The Freewheeler, revisited
Finding middle ground between the musicianship and the mythos of Dylan
With a new album and a new tour rolling into Sacramento this week, Bob Dylan’s name comes up rather frequently these days, and when it does, objectivity regularly gets trashed. I’m consistently amazed at the fawning, hyperbolic, pseudo-poetic fluff that gets passed off as critical discussion. A single disparaging word about Dylan invites tirades from offended myrmidons. Even a critic as esteemed as the New Yorker’s Louis Menand felt compelled to acknowledge, mostly in jest, that his “life may not be worth much” after he called some of Dylan’s lyrics “truly lame.”
Well, fans, the problem isn’t me or Dylan, it’s you. Fans, in general, suffer from an unwillingness to judge entertainment value and cultural status separately from musicianship, but there’s an important difference between the phrases “I like it” and “It’s good.” The safe haven of personal taste is, as Immanuel Kant astutely observed, the excuse “with which every tasteless person proposes to avoid blame.”
I believe Dylan is every bit the cultural icon—the embodiment of an era—that his fans, and most critics and historians, vociferously declare him to be. Instead, I take issue with the assumed impunity with which Dylan supporters weave uninformed paeans to his talent. I’m troubled by the need to “perpetuate the god myth,” as former Dylan girlfriend Suze Rotolo called it (that’s her on the cover of 1963’s The Freewheelin’ Bob Dylan).
Dylan is a masterful songwriter, a skill born of his trenchant observation and his love of the form. Dylan is, despite his protests, a cultural touchstone. Dylan is a very good musician—but there’s the rub.
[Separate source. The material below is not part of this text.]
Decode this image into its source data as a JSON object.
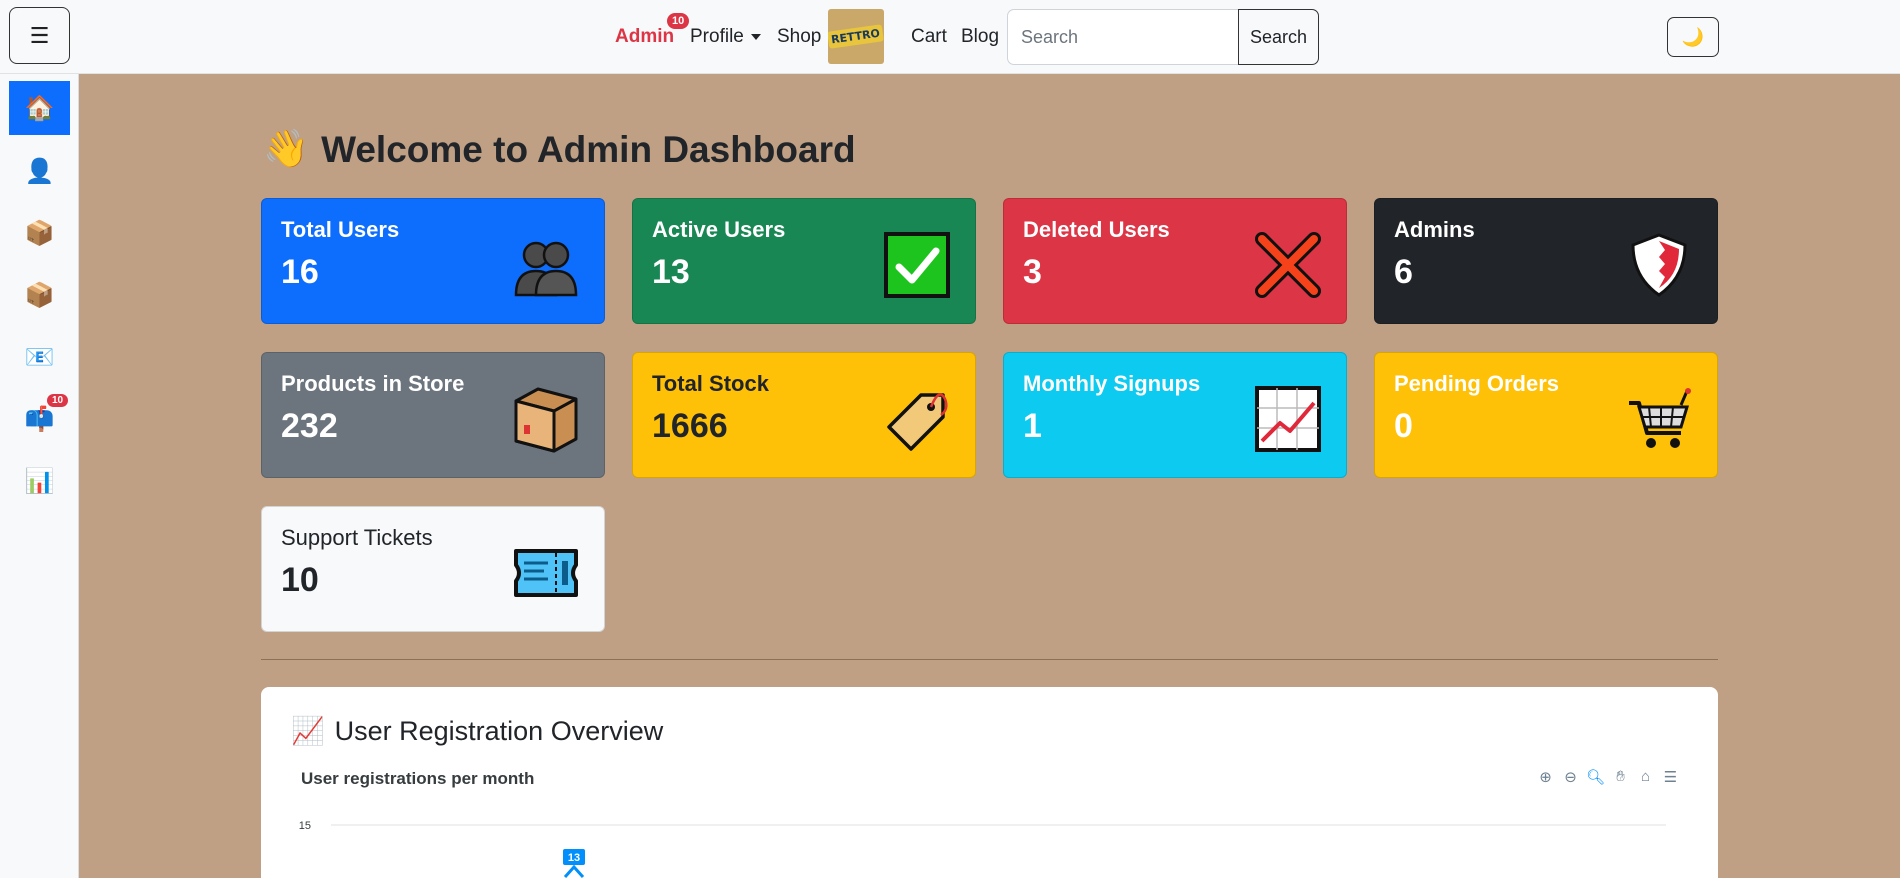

Let’s be very clear: Putting aside his influence, when it comes to objectively evaluated musicianship, Dylan is very good and no more.
As a vocalist, the former Mr. Zimmerman’s tone and timbre—though hardly as bad as early critics proclaimed—are thin and inconsistent, but that’s offset by his impeccable phrasing. As a guitarist, he’s as solid a rhythm player as any troubadour should be, but for folk-guitar skills, look to his peers. He has little of Bert Jansch’s dexterity and none of Davy Graham’s broad technical palette. Dylan’s sound is very distinctive, but to declare that sound “great” is like taking comfort in a “great” case of cancer.
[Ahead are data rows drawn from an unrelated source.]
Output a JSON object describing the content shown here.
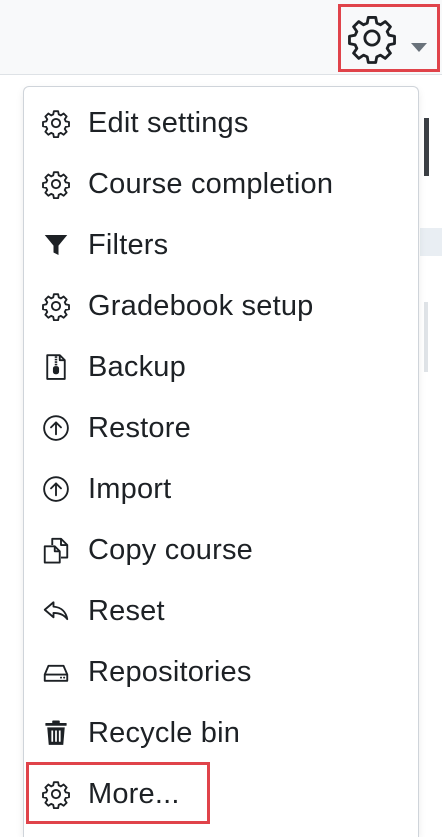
{
  "header": {
    "settings_icon": "gear-icon",
    "dropdown_icon": "caret-down-icon",
    "highlight_color": "#e0434a"
  },
  "menu": {
    "items": [
      {
        "label": "Edit settings",
        "icon": "gear-icon"
      },
      {
        "label": "Course completion",
        "icon": "gear-icon"
      },
      {
        "label": "Filters",
        "icon": "filter-icon"
      },
      {
        "label": "Gradebook setup",
        "icon": "gear-icon"
      },
      {
        "label": "Backup",
        "icon": "file-zip-icon"
      },
      {
        "label": "Restore",
        "icon": "arrow-up-circle-icon"
      },
      {
        "label": "Import",
        "icon": "arrow-up-circle-icon"
      },
      {
        "label": "Copy course",
        "icon": "copy-icon"
      },
      {
        "label": "Reset",
        "icon": "reply-icon"
      },
      {
        "label": "Repositories",
        "icon": "hard-drive-icon"
      },
      {
        "label": "Recycle bin",
        "icon": "trash-icon"
      },
      {
        "label": "More...",
        "icon": "gear-icon"
      }
    ]
  }
}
The irony here is that Dylan, older and wiser, seems far less impressed by the quality of some of his recordings than his fans are. “The record was an art form,” he told Jonathan Lethem in a recent Rolling Stone interview. “… Maybe I was never part of that art form, because my records were never artistic at all.” As to his legacy, Dylan’s own words often lie starkly in contrast to public opinion. In his 2004 autobiography, Chronicles, Volume One, he states quite unequivocally, “I had very little in common with and knew even less about a generation that I was supposed to be the voice of.” An exaggeration perhaps, but his fans should take a lesson from Dylan’s humility.
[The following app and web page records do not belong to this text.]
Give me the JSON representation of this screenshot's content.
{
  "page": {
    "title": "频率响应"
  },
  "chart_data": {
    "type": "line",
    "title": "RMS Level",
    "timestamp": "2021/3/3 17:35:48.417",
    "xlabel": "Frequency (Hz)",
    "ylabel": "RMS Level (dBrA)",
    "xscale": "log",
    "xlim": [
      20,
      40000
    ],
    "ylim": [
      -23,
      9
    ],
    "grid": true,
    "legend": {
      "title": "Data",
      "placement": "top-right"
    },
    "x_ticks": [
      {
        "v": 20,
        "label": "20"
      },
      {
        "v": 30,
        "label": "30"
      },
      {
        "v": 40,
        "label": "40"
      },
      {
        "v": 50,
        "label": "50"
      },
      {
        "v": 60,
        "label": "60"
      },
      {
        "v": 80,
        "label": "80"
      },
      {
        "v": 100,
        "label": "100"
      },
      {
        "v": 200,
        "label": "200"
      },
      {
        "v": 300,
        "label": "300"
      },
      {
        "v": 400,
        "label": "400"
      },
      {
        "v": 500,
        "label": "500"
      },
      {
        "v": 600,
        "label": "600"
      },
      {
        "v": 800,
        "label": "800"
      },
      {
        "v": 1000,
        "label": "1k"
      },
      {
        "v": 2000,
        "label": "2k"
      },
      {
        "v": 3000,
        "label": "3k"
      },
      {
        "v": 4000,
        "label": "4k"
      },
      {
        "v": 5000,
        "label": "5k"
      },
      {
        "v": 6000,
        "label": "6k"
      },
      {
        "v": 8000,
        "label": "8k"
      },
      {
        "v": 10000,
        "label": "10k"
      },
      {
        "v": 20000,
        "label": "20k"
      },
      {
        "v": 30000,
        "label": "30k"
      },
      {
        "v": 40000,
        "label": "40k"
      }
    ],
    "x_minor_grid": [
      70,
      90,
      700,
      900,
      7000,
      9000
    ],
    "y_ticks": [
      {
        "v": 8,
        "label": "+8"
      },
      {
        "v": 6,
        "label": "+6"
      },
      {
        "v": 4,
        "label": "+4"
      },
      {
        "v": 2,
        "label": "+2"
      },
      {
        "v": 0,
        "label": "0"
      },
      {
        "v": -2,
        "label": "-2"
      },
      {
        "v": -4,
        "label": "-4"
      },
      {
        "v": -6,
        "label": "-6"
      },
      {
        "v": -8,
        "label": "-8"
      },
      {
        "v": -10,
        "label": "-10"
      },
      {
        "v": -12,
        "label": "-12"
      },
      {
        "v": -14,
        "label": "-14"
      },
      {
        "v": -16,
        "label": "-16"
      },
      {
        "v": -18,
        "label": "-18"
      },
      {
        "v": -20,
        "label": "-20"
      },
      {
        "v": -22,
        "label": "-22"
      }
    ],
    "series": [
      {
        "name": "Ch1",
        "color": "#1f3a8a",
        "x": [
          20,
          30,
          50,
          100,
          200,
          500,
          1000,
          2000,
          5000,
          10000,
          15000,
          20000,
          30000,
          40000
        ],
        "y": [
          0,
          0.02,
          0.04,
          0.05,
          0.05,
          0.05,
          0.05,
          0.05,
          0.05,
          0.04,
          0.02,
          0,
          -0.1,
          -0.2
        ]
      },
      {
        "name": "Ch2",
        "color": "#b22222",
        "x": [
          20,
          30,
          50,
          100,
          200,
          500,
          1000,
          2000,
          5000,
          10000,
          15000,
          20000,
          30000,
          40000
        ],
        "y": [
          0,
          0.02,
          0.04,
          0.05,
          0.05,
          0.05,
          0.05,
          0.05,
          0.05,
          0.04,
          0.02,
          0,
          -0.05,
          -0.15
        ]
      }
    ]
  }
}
Prejudicial examination exists when we ignore the evident in favor of the empiric. Defending our favorite artists means assuming we share their tastes, but as Menand recently pointed out, the musical tastes of musicians are typically much richer and varied than that of their fans. How many of Dylan’s fans hold a special place in their hearts for Kurt Weill’s “Pirate Jenny”? Can’t we admit, all of us, that the music we revere too often becomes a fetish, adored not so much for what it is, but for what it represents? We expend so much energy defending the quality of our favorite musicians when we’re actually defending our own memories.
We need to remind ourselves that accurate examinations of influential artists, Dylan being but an example, accountings of their missteps as well as their triumphs, are more valuable than a cultural reliquary. Let’s concentrate on expanding our own cultural horizons and let the musicians defend themselves, if they even want to.